Competencies, as a concept for performance management, have been around since the early 70’s. The idea of looking at what and how an employee does a job, can be a great indicator of their performance, so it makes sense to measure employees against their individual competencies. On August 18, 1988 President George HW Bush delivered a speech where he spoke of a “kinder, gentler” nation. In my opinion, this marked the beginning of the trophy generation or era of participation awards. Everyone wins something, whether you win the event or not, effectively creating a softer, gentler workforce.
A little background
Competencies are defined as the ability to do something successfully or efficiently. Competencies are what people need to be successful in their jobs. Job competencies are not the same as a job task, this often gets confused or mixed up. Competencies include all the related knowledge, skills, abilities, and attributes that form a person’s job. This set of context-specific qualities is correlated with superior job performance and when used correctly, can be used as a standard, against which to measure job performance as well as to develop, recruit, and hire employees.

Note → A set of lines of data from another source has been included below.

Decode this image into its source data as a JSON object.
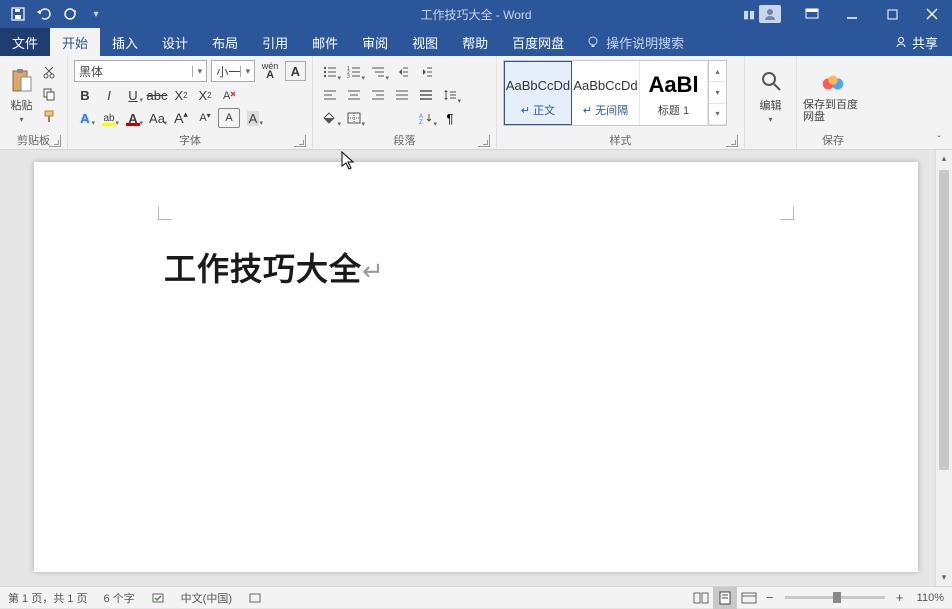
{
  "title": "工作技巧大全  -  Word",
  "tabs": {
    "file": "文件",
    "home": "开始",
    "insert": "插入",
    "design": "设计",
    "layout": "布局",
    "references": "引用",
    "mailings": "邮件",
    "review": "审阅",
    "view": "视图",
    "help": "帮助",
    "baidu": "百度网盘",
    "tell": "操作说明搜索",
    "share": "共享"
  },
  "groups": {
    "clipboard": "剪贴板",
    "font": "字体",
    "paragraph": "段落",
    "styles": "样式",
    "editing_label": "编辑",
    "save_label": "保存到百度网盘",
    "save_group": "保存"
  },
  "clipboard": {
    "paste": "粘贴"
  },
  "font": {
    "name": "黑体",
    "size": "小一",
    "phonetic": "wén",
    "charborder": "A"
  },
  "styles": [
    {
      "preview": "AaBbCcDd",
      "name": "正文",
      "link": true
    },
    {
      "preview": "AaBbCcDd",
      "name": "无间隔",
      "link": true
    },
    {
      "preview": "AaBl",
      "name": "标题 1",
      "link": false
    }
  ],
  "document": {
    "heading": "工作技巧大全"
  },
  "status": {
    "page": "第 1 页，共 1 页",
    "words": "6 个字",
    "lang": "中文(中国)",
    "zoom": "110%"
  }
}
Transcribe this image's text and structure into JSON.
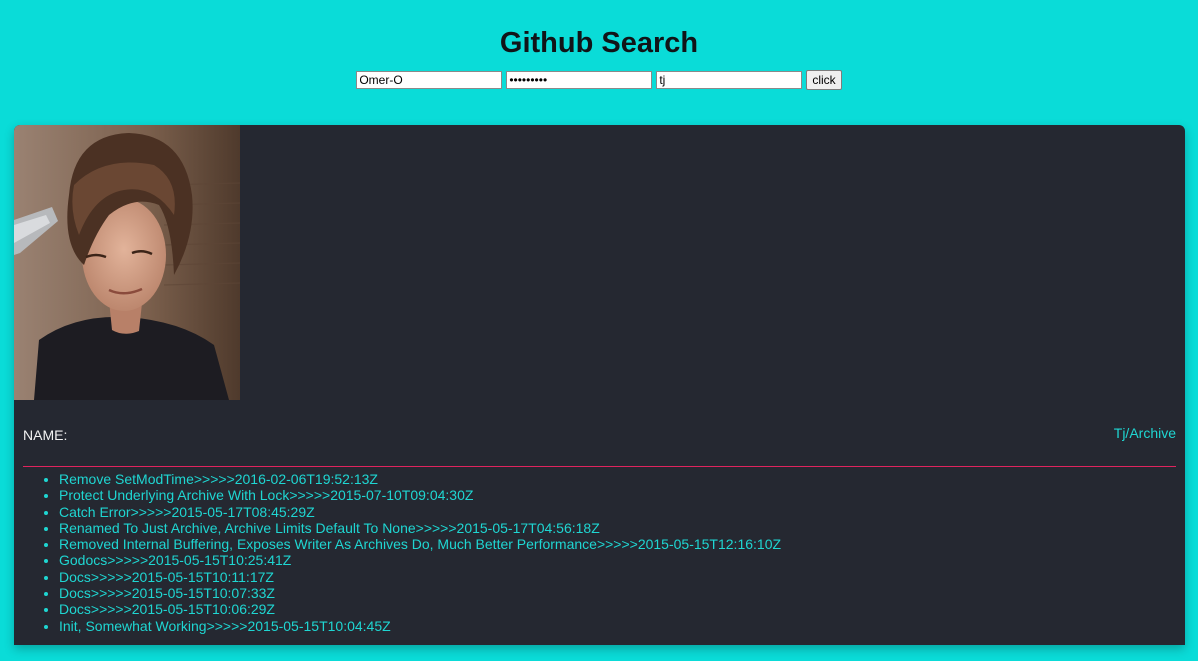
{
  "header": {
    "title": "Github Search"
  },
  "search": {
    "username_value": "Omer-O",
    "password_value": "secretpw1",
    "query_value": "tj",
    "button_label": "click"
  },
  "profile": {
    "name_label": "NAME:",
    "repo_link": "Tj/Archive"
  },
  "commits": [
    "Remove SetModTime>>>>>2016-02-06T19:52:13Z",
    "Protect Underlying Archive With Lock>>>>>2015-07-10T09:04:30Z",
    "Catch Error>>>>>2015-05-17T08:45:29Z",
    "Renamed To Just Archive, Archive Limits Default To None>>>>>2015-05-17T04:56:18Z",
    "Removed Internal Buffering, Exposes Writer As Archives Do, Much Better Performance>>>>>2015-05-15T12:16:10Z",
    "Godocs>>>>>2015-05-15T10:25:41Z",
    "Docs>>>>>2015-05-15T10:11:17Z",
    "Docs>>>>>2015-05-15T10:07:33Z",
    "Docs>>>>>2015-05-15T10:06:29Z",
    "Init, Somewhat Working>>>>>2015-05-15T10:04:45Z"
  ],
  "colors": {
    "background": "#0adcd8",
    "card": "#252831",
    "accent": "#1fd6d2",
    "divider": "#e0245e"
  }
}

Competencies provide organizations with a way to define, in behavioral terms, what it is people need to do to produce the results the organization desires, in a way that is in keeping with its culture. By having competencies defined in the organization, it allows employees to know what they need to be productive. When properly defined, competencies, allow organizations to evaluate the extent behaviors employees are fully demonstrating and where they may be lacking.
Dreyfus and Dreyfus  introduced nomenclature for the levels of competence in competency development. The causative reasoning of such a language of levels of competency may be seen in their paper on Calculative Rationality titled, "From Socrates to Expert Systems: The Limits and Dangers of Calculative Rationality". The five levels proposed by Dreyfus and Dreyfus were:
- Novice: Rule-based behavior, strongly limited and inflexible
- Experienced Beginner: Incorporates aspects of the situation
- Practitioner: Acting consciously from long-term goals and plans
- Knowledgeable practitioner: Sees the situation as a whole and acts from personal conviction
- Expert: Has an intuitive understanding of the situation and zooms in on the central aspects
When used correctly, competencies can give one some insight into how an employee will perform or how they have performed. This is great information for recruiting or succession planning. Competencies can also be used in performance management as long as it is done correctly.